- **EXERCISE PROMPT**: Copy out each line below in which the string "menu" appears.

(Element data from apps and pages)
========
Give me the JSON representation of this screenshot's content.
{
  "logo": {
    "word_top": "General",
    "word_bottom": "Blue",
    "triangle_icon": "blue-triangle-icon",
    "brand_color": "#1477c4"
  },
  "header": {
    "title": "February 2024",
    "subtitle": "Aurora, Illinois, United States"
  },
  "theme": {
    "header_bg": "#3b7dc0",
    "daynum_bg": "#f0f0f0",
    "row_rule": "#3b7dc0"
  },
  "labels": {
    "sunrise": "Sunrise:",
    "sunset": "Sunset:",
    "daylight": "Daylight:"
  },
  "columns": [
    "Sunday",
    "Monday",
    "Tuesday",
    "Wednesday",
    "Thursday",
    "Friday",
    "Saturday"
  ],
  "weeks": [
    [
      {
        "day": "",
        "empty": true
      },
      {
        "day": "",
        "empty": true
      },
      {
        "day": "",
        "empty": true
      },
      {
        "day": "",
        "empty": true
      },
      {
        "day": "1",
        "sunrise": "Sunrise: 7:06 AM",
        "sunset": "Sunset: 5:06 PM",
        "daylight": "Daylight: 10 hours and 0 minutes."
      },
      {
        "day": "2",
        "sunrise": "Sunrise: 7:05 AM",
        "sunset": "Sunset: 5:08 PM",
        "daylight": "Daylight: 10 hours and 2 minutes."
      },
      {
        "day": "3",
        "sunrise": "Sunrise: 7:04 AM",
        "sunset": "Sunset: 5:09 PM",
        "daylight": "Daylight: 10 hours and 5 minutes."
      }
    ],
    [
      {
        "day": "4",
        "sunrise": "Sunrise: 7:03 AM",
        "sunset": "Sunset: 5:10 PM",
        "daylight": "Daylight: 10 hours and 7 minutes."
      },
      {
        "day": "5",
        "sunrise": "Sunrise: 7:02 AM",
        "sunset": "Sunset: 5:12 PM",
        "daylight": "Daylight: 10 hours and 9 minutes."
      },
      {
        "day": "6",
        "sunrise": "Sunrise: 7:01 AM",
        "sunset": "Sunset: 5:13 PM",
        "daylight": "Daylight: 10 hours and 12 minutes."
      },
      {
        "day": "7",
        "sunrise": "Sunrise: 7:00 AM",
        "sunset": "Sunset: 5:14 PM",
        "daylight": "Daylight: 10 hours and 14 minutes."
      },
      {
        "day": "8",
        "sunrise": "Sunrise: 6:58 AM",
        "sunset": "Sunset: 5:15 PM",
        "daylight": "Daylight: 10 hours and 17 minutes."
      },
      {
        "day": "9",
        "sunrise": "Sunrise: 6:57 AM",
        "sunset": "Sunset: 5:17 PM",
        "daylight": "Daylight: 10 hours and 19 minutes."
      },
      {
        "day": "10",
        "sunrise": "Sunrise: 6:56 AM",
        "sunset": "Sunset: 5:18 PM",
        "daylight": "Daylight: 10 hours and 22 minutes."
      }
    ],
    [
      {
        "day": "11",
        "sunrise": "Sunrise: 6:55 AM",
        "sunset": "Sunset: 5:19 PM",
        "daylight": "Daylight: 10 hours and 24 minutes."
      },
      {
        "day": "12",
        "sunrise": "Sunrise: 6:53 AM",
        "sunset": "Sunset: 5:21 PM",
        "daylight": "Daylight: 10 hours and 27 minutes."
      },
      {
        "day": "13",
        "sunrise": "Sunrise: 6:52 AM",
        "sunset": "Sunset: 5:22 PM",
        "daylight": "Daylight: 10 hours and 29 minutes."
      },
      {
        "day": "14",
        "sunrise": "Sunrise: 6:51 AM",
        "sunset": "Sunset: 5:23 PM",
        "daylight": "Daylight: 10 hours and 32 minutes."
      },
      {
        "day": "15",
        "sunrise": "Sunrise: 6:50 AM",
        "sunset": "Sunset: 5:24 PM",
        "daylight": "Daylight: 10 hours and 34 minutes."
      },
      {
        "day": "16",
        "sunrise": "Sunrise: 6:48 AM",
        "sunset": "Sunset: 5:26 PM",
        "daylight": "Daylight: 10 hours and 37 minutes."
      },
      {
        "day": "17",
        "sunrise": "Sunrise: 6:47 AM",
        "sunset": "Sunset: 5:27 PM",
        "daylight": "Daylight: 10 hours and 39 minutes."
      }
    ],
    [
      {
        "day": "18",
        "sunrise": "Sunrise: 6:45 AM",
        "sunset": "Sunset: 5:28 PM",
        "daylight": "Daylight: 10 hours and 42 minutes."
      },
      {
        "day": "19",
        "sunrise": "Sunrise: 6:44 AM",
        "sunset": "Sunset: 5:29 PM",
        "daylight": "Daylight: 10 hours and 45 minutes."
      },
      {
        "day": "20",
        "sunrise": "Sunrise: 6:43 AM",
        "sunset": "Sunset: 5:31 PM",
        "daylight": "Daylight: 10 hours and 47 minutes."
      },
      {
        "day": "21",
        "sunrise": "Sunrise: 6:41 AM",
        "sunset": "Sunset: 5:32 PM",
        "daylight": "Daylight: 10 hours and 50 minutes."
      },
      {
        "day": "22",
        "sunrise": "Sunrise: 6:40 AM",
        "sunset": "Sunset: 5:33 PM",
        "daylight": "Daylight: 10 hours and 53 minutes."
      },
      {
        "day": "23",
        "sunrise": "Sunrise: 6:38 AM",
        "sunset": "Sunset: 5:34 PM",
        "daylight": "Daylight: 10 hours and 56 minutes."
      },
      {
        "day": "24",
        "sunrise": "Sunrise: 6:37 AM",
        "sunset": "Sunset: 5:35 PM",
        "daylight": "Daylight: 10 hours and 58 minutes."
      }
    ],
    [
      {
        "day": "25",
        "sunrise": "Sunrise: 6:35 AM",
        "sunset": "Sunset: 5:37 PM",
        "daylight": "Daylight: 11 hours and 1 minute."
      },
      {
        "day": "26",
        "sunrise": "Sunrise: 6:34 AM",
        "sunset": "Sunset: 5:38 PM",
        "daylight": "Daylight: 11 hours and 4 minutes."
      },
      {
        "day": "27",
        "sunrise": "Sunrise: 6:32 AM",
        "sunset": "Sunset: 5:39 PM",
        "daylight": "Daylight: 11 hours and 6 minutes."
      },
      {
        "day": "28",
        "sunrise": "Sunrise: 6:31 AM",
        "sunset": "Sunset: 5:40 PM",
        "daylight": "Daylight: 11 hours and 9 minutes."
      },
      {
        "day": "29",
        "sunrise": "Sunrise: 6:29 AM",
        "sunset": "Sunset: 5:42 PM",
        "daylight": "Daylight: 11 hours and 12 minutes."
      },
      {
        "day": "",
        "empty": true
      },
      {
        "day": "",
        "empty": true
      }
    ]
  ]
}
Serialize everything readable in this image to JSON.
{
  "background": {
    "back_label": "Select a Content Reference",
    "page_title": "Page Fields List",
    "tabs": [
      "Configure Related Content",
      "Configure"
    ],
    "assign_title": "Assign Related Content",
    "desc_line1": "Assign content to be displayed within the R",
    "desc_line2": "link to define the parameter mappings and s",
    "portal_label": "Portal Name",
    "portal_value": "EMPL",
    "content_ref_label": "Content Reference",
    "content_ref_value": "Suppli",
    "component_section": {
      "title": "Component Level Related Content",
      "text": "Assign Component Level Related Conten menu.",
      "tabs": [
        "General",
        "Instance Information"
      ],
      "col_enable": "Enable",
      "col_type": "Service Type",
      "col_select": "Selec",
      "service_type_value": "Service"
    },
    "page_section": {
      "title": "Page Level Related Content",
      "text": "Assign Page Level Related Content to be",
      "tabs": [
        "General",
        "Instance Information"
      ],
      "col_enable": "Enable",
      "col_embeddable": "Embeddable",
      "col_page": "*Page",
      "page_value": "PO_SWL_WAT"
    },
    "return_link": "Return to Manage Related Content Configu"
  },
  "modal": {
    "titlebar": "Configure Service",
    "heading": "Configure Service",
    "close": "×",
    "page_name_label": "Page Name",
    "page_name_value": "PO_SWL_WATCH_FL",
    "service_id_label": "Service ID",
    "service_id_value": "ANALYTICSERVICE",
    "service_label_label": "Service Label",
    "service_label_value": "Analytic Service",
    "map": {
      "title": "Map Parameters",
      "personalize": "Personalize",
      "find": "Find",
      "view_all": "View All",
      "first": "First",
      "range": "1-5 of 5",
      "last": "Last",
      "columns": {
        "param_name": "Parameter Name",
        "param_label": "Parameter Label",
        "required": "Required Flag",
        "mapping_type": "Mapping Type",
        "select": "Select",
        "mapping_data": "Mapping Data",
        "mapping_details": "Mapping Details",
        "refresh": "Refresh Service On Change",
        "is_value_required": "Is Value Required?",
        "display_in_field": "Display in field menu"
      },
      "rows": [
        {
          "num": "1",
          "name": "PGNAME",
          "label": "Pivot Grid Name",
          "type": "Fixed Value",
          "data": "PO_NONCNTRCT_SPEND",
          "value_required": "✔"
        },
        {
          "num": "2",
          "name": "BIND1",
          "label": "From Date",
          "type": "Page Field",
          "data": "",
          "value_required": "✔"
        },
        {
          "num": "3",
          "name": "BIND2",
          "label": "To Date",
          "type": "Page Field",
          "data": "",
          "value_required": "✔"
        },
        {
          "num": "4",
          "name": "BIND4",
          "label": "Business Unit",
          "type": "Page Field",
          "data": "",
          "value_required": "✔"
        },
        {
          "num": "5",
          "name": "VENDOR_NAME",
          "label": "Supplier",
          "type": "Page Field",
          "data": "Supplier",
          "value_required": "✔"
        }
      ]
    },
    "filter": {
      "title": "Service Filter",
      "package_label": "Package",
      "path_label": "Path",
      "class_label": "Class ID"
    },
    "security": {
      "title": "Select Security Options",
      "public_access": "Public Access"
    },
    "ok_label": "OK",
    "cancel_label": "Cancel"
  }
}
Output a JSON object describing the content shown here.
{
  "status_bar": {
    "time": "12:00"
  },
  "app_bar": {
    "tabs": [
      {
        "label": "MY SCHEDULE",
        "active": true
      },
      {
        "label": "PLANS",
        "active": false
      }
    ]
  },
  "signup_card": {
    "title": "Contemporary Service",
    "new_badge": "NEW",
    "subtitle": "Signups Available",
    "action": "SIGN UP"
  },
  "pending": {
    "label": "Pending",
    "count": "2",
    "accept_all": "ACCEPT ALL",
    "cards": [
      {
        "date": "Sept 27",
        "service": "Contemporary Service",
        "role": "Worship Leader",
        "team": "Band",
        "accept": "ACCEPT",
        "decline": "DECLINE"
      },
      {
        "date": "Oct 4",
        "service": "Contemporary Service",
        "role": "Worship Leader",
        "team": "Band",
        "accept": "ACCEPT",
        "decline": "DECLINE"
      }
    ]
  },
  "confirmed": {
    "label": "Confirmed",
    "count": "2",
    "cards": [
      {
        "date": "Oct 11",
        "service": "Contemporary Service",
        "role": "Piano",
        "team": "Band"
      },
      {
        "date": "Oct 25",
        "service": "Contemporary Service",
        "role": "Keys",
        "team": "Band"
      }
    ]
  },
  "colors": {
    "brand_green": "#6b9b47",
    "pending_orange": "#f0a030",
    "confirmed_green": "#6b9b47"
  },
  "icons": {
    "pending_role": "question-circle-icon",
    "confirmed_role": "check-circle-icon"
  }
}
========
- **EXERCISE SOLUTION**:
      "text": "Assign Component Level Related Conten menu.",
        "display_in_field": "Display in field menu"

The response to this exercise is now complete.